▸ Task details: Below are records to be repeated in full. Give them exactly.
*** Task input ***
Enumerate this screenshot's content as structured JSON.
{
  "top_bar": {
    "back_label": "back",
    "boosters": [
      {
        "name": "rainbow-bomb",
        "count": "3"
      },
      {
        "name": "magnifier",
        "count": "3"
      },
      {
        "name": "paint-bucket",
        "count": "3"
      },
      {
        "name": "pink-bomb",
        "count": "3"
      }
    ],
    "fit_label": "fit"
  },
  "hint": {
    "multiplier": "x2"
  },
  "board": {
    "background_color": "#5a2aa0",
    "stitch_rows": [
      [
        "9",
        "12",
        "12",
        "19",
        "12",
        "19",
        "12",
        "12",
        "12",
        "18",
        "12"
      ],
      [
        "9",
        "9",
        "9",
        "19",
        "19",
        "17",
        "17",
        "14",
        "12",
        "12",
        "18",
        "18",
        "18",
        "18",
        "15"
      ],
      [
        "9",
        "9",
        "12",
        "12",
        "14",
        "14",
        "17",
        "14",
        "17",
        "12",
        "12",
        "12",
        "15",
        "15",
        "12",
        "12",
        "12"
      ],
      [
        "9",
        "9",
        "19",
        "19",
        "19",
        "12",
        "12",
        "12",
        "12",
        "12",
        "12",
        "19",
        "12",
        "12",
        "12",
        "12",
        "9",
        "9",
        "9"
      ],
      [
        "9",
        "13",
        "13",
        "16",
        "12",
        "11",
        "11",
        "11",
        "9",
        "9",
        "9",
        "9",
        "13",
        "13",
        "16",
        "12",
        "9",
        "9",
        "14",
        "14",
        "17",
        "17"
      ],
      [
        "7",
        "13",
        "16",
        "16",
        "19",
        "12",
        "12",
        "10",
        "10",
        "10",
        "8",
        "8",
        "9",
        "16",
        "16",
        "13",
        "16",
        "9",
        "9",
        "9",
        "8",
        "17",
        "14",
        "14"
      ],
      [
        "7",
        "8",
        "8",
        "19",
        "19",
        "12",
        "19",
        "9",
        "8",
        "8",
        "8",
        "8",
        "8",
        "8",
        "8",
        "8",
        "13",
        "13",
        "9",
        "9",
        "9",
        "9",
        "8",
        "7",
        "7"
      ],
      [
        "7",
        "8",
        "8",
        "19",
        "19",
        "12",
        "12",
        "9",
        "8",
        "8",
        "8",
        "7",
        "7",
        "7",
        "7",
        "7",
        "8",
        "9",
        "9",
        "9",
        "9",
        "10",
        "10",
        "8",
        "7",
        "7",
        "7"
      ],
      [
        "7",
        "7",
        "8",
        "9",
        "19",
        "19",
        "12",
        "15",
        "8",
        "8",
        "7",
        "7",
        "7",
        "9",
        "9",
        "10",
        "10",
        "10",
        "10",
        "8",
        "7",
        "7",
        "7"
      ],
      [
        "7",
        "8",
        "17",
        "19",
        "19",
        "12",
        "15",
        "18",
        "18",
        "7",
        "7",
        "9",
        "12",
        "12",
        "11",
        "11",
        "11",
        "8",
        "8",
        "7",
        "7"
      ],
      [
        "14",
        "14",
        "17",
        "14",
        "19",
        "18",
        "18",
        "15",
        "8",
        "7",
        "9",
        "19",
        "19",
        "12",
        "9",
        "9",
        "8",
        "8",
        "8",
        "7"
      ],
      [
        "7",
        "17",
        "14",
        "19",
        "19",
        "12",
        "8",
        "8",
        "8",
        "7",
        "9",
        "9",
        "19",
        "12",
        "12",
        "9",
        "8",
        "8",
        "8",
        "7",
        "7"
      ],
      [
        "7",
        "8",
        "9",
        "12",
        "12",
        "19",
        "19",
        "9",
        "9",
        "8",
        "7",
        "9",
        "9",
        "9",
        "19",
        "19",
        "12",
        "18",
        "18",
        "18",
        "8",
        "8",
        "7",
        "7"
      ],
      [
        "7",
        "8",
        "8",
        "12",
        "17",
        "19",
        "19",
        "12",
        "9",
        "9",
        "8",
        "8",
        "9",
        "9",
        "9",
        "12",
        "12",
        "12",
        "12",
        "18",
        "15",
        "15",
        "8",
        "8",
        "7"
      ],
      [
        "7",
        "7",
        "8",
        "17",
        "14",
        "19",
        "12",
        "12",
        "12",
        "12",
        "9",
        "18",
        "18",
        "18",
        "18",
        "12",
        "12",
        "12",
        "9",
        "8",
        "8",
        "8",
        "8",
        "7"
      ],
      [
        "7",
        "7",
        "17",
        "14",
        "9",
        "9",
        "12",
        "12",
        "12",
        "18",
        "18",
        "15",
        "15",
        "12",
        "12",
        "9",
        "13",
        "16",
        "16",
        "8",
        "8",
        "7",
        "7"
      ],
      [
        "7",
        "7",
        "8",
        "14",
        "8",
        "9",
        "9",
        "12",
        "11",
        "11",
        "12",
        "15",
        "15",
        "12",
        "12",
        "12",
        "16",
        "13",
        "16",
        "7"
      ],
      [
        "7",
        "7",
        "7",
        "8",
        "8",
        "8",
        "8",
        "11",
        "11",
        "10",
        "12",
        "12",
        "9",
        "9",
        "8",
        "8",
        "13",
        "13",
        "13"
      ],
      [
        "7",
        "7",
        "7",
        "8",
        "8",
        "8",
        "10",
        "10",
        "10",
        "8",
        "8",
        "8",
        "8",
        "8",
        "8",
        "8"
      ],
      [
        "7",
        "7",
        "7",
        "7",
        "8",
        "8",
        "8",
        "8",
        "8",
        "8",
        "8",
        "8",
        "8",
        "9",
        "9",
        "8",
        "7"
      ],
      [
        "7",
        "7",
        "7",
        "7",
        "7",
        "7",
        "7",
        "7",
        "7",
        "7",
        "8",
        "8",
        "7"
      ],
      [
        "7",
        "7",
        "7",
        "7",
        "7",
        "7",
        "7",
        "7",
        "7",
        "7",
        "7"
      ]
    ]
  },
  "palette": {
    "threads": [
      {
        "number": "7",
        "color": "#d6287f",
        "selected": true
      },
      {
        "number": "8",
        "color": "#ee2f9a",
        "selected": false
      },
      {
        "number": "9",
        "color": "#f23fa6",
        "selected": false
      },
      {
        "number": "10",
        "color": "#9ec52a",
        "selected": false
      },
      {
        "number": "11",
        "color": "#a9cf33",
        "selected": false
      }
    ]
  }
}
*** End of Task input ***
▸ Solved exercise:
Enumerate this screenshot's content as structured JSON.
{
  "top_bar": {
    "back_label": "back",
    "boosters": [
      {
        "name": "rainbow-bomb",
        "count": "3"
      },
      {
        "name": "magnifier",
        "count": "3"
      },
      {
        "name": "paint-bucket",
        "count": "3"
      },
      {
        "name": "pink-bomb",
        "count": "3"
      }
    ],
    "fit_label": "fit"
  },
  "hint": {
    "multiplier": "x2"
  },
  "board": {
    "background_color": "#5a2aa0",
    "stitch_rows": [
      [
        "9",
        "12",
        "12",
        "19",
        "12",
        "19",
        "12",
        "12",
        "12",
        "18",
        "12"
      ],
      [
        "9",
        "9",
        "9",
        "19",
        "19",
        "17",
        "17",
        "14",
        "12",
        "12",
        "18",
        "18",
        "18",
        "18",
        "15"
      ],
      [
        "9",
        "9",
        "12",
        "12",
        "14",
        "14",
        "17",
        "14",
        "17",
        "12",
        "12",
        "12",
        "15",
        "15",
        "12",
        "12",
        "12"
      ],
      [
        "9",
        "9",
        "19",
        "19",
        "19",
        "12",
        "12",
        "12",
        "12",
        "12",
        "12",
        "19",
        "12",
        "12",
        "12",
        "12",
        "9",
        "9",
        "9"
      ],
      [
        "9",
        "13",
        "13",
        "16",
        "12",
        "11",
        "11",
        "11",
        "9",
        "9",
        "9",
        "9",
        "13",
        "13",
        "16",
        "12",
        "9",
        "9",
        "14",
        "14",
        "17",
        "17"
      ],
      [
        "7",
        "13",
        "16",
        "16",
        "19",
        "12",
        "12",
        "10",
        "10",
        "10",
        "8",
        "8",
        "9",
        "16",
        "16",
        "13",
        "16",
        "9",
        "9",
        "9",
        "8",
        "17",
        "14",
        "14"
      ],
      [
        "7",
        "8",
        "8",
        "19",
        "19",
        "12",
        "19",
        "9",
        "8",
        "8",
        "8",
        "8",
        "8",
        "8",
        "8",
        "8",
        "13",
        "13",
        "9",
        "9",
        "9",
        "9",
        "8",
        "7",
        "7"
      ],
      [
        "7",
        "8",
        "8",
        "19",
        "19",
        "12",
        "12",
        "9",
        "8",
        "8",
        "8",
        "7",
        "7",
        "7",
        "7",
        "7",
        "8",
        "9",
        "9",
        "9",
        "9",
        "10",
        "10",
        "8",
        "7",
        "7",
        "7"
      ],
      [
        "7",
        "7",
        "8",
        "9",
        "19",
        "19",
        "12",
        "15",
        "8",
        "8",
        "7",
        "7",
        "7",
        "9",
        "9",
        "10",
        "10",
        "10",
        "10",
        "8",
        "7",
        "7",
        "7"
      ],
      [
        "7",
        "8",
        "17",
        "19",
        "19",
        "12",
        "15",
        "18",
        "18",
        "7",
        "7",
        "9",
        "12",
        "12",
        "11",
        "11",
        "11",
        "8",
        "8",
        "7",
        "7"
      ],
      [
        "14",
        "14",
        "17",
        "14",
        "19",
        "18",
        "18",
        "15",
        "8",
        "7",
        "9",
        "19",
        "19",
        "12",
        "9",
        "9",
        "8",
        "8",
        "8",
        "7"
      ],
      [
        "7",
        "17",
        "14",
        "19",
        "19",
        "12",
        "8",
        "8",
        "8",
        "7",
        "9",
        "9",
        "19",
        "12",
        "12",
        "9",
        "8",
        "8",
        "8",
        "7",
        "7"
      ],
      [
        "7",
        "8",
        "9",
        "12",
        "12",
        "19",
        "19",
        "9",
        "9",
        "8",
        "7",
        "9",
        "9",
        "9",
        "19",
        "19",
        "12",
        "18",
        "18",
        "18",
        "8",
        "8",
        "7",
        "7"
      ],
      [
        "7",
        "8",
        "8",
        "12",
        "17",
        "19",
        "19",
        "12",
        "9",
        "9",
        "8",
        "8",
        "9",
        "9",
        "9",
        "12",
        "12",
        "12",
        "12",
        "18",
        "15",
        "15",
        "8",
        "8",
        "7"
      ],
      [
        "7",
        "7",
        "8",
        "17",
        "14",
        "19",
        "12",
        "12",
        "12",
        "12",
        "9",
        "18",
        "18",
        "18",
        "18",
        "12",
        "12",
        "12",
        "9",
        "8",
        "8",
        "8",
        "8",
        "7"
      ],
      [
        "7",
        "7",
        "17",
        "14",
        "9",
        "9",
        "12",
        "12",
        "12",
        "18",
        "18",
        "15",
        "15",
        "12",
        "12",
        "9",
        "13",
        "16",
        "16",
        "8",
        "8",
        "7",
        "7"
      ],
      [
        "7",
        "7",
        "8",
        "14",
        "8",
        "9",
        "9",
        "12",
        "11",
        "11",
        "12",
        "15",
        "15",
        "12",
        "12",
        "12",
        "16",
        "13",
        "16",
        "7"
      ],
      [
        "7",
        "7",
        "7",
        "8",
        "8",
        "8",
        "8",
        "11",
        "11",
        "10",
        "12",
        "12",
        "9",
        "9",
        "8",
        "8",
        "13",
        "13",
        "13"
      ],
      [
        "7",
        "7",
        "7",
        "8",
        "8",
        "8",
        "10",
        "10",
        "10",
        "8",
        "8",
        "8",
        "8",
        "8",
        "8",
        "8"
      ],
      [
        "7",
        "7",
        "7",
        "7",
        "8",
        "8",
        "8",
        "8",
        "8",
        "8",
        "8",
        "8",
        "8",
        "9",
        "9",
        "8",
        "7"
      ],
      [
        "7",
        "7",
        "7",
        "7",
        "7",
        "7",
        "7",
        "7",
        "7",
        "7",
        "8",
        "8",
        "7"
      ],
      [
        "7",
        "7",
        "7",
        "7",
        "7",
        "7",
        "7",
        "7",
        "7",
        "7",
        "7"
      ]
    ]
  },
  "palette": {
    "threads": [
      {
        "number": "7",
        "color": "#d6287f",
        "selected": true
      },
      {
        "number": "8",
        "color": "#ee2f9a",
        "selected": false
      },
      {
        "number": "9",
        "color": "#f23fa6",
        "selected": false
      },
      {
        "number": "10",
        "color": "#9ec52a",
        "selected": false
      },
      {
        "number": "11",
        "color": "#a9cf33",
        "selected": false
      }
    ]
  }
}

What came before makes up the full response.